The iPhone’s home button could soon disappear — and could be replaced by a fingerprint scanner implemented into the device’s touchscreen. Apple has just been granted a patent for a virtual home button that would be placed within a touchscreen.
The patent itself was first spotted by AppleInsider, and was made public on Tuesday by the U.S. Patent and Trade Office. This isn’t the first time we’ve heard of such a move from Apple. In fact, rumors of a Home button replacement have been swirling around for some time, with the latest rumors even suggesting that we’ll see a MacBook Pro-style TouchBar replace the home button.
The Home button has long been a staple of the iPhone. Ever since the ground-breaking smartphone was first launched in 2007, that user-interface element has remained in the same spot — although its functionality has evolved over time to include a fingerprint sensor.
It’s important to note that just because Apple has been awarded a patent doesn’t mean we’ll see the Home button disappearing anytime soon; it just means Apple has been thinking about it. It would line up with rumors suggesting that the next iPhone’s screen will cover a much larger percentage of the front of the phone, however, leaving the Home button with nowhere to go except in the display itself.
That’s only one of the big hardware changes expected from the 10th-anniversary iPhone, which is to be launched later this year.

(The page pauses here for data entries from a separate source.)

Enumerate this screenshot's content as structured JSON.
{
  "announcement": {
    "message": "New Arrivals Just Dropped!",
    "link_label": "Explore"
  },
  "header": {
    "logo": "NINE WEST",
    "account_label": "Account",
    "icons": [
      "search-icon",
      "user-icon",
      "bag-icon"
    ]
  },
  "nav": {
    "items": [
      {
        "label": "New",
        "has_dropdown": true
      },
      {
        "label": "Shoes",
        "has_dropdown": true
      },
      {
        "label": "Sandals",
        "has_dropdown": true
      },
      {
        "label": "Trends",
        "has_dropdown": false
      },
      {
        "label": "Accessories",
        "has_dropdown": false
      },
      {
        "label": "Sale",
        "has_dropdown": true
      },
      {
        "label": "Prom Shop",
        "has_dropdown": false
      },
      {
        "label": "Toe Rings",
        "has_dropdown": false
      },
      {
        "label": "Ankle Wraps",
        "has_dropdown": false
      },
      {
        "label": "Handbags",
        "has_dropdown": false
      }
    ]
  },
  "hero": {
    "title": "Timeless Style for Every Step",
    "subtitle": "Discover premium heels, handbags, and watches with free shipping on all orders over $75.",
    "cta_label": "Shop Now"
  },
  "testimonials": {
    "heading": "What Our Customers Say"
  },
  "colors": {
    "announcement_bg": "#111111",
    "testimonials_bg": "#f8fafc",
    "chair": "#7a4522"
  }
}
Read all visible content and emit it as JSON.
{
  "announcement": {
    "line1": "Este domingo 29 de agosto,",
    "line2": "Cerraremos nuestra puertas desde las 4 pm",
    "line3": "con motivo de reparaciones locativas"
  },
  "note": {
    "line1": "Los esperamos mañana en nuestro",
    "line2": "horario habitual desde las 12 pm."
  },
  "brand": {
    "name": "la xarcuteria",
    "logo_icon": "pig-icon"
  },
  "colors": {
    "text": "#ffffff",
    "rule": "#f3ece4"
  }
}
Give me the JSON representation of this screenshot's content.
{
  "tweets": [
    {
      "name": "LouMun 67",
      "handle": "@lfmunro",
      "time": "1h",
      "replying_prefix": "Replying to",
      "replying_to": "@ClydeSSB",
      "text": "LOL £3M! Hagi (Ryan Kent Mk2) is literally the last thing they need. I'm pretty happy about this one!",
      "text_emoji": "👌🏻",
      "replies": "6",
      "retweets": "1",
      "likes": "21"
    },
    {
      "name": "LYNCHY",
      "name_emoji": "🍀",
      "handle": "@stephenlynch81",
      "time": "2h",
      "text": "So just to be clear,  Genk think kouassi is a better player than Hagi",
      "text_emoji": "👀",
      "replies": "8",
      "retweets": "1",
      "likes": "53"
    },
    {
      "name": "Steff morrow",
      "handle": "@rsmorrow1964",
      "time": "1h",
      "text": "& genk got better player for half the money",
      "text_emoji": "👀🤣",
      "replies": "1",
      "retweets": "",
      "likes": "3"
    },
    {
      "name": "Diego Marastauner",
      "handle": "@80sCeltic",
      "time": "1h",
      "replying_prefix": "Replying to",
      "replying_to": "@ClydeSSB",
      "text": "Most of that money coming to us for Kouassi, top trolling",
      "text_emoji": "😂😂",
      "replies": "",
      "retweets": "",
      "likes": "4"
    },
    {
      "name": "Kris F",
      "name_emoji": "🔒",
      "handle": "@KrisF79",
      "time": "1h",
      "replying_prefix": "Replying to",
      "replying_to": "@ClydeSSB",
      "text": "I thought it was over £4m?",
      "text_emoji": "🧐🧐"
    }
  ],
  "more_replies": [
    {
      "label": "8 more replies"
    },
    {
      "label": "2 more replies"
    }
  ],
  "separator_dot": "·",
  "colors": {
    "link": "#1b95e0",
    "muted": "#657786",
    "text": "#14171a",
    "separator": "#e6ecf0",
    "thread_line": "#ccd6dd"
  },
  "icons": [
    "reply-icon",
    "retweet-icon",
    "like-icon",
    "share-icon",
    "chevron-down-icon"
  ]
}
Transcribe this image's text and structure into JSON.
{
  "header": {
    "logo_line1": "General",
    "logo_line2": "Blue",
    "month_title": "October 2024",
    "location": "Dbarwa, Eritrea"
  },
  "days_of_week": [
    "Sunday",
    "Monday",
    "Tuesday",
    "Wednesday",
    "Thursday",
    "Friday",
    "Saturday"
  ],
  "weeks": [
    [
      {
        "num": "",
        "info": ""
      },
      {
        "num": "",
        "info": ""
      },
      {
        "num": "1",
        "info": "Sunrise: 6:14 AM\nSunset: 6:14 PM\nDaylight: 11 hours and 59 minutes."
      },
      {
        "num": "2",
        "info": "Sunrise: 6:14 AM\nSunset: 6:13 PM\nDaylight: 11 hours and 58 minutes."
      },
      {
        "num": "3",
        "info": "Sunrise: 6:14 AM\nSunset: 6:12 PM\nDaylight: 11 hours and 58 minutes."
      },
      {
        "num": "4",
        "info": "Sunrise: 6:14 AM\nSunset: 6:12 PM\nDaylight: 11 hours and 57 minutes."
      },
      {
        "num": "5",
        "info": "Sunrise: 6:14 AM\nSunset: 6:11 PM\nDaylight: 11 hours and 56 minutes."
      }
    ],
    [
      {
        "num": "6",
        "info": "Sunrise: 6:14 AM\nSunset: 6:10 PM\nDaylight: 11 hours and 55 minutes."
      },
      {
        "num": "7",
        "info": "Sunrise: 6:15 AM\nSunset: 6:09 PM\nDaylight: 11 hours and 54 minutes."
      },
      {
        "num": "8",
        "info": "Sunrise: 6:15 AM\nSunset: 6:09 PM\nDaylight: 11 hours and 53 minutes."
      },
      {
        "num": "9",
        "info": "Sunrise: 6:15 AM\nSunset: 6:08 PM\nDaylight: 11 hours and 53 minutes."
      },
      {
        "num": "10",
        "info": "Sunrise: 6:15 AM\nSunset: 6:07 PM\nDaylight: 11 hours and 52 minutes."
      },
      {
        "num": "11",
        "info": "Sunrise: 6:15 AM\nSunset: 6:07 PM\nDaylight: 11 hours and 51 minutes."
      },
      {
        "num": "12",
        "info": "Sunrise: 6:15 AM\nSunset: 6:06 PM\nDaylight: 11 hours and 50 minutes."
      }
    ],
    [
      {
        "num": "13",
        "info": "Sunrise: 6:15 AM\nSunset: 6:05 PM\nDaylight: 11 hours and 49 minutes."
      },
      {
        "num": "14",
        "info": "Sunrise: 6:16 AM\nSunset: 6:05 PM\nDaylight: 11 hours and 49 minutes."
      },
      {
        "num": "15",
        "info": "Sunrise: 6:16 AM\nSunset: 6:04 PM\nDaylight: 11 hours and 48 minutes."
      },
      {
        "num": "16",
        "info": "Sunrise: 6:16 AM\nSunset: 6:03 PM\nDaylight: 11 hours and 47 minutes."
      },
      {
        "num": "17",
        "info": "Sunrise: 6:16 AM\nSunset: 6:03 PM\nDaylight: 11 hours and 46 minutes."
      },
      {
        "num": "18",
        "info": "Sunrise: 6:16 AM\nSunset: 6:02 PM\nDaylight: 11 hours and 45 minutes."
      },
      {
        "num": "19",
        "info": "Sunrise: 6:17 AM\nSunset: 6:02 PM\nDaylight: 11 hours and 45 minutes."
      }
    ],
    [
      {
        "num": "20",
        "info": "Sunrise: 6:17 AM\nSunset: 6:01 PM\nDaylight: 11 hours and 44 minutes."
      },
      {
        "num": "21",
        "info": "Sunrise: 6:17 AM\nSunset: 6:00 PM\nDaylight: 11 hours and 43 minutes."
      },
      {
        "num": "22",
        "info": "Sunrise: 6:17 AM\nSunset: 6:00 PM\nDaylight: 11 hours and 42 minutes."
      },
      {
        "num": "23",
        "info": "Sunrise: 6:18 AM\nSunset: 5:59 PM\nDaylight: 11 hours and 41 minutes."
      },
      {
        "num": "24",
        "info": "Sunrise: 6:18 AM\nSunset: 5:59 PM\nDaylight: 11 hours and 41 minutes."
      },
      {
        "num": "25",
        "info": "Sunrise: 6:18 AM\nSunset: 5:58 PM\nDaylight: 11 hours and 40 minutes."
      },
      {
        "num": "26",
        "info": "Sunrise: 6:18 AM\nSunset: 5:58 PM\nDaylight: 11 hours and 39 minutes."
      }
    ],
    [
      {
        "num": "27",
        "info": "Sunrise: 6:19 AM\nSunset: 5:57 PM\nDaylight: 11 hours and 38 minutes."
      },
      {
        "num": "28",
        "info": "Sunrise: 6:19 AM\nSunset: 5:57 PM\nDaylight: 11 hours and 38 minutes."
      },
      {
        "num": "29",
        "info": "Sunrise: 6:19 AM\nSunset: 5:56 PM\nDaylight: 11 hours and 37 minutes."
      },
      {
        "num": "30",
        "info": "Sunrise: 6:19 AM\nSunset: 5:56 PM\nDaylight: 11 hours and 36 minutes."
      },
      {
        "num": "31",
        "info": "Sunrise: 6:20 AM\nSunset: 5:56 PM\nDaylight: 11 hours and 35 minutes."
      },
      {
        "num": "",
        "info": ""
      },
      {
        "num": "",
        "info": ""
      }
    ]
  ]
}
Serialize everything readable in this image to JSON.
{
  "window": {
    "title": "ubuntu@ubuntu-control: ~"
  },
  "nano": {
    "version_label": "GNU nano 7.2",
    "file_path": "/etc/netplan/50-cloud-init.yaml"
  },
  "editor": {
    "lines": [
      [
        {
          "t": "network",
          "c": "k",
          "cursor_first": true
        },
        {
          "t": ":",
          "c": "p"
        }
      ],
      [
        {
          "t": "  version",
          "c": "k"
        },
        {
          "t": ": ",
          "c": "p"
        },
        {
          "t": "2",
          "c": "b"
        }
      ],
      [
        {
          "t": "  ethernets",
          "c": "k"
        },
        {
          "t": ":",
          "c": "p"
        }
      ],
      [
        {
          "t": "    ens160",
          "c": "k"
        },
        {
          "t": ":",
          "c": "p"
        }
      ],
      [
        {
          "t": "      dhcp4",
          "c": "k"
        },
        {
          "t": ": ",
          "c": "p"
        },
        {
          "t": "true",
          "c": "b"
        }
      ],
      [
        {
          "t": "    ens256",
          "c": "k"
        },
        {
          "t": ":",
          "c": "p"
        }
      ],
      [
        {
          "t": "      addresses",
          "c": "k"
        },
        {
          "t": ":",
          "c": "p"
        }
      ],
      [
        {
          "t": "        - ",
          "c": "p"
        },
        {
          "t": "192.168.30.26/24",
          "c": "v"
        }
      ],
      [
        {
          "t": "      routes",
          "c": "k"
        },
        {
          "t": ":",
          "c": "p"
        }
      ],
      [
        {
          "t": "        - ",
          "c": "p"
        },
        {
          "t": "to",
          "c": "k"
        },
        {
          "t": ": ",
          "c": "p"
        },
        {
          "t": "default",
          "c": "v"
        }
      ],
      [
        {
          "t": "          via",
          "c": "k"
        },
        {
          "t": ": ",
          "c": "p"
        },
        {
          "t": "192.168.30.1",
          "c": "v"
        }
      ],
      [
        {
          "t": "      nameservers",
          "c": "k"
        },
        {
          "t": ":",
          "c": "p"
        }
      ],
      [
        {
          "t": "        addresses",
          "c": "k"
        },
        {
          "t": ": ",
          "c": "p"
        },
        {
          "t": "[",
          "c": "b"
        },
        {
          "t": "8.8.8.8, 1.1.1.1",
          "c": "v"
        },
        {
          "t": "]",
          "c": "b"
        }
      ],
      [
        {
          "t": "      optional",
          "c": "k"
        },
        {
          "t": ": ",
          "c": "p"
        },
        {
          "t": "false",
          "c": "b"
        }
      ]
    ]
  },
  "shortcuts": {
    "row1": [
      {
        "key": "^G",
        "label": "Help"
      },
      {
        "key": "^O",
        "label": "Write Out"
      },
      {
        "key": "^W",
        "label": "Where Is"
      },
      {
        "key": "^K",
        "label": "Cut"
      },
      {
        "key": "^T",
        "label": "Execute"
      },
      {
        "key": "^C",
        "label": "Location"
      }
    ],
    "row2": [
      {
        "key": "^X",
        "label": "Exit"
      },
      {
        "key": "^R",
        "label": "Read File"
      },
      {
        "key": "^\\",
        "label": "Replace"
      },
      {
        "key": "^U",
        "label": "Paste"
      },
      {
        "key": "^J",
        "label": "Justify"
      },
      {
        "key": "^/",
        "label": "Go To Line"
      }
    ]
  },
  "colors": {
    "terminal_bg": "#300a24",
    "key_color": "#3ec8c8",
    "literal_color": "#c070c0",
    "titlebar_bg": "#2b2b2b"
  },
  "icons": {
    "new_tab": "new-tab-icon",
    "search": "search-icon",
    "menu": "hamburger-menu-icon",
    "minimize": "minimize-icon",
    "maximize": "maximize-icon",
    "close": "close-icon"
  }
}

Other anticipated features include a glass and steel body, a curved edge display, and even the long-awaited wireless charging.
Implementing the fingerprint scanner would likely use tech from LuxVue, a company that Apple acquired back in 2014. That tech comes in the form of micro-LEDs, which can be used as a replacement for capacitive touch arrays through the use of infrared diodes.
- Sony’s huge 1-inch phone camera sensor is coming, ready to take on Samsung
- 15 ways smartphones transformed life as you know it
- This $450 Android phone handles Diablo Immortal far better than you’d expect
- Sony’s first gaming monitor is under $1,000 and all-in on HDR
- Samsung One UI 5: Everything we know about the software update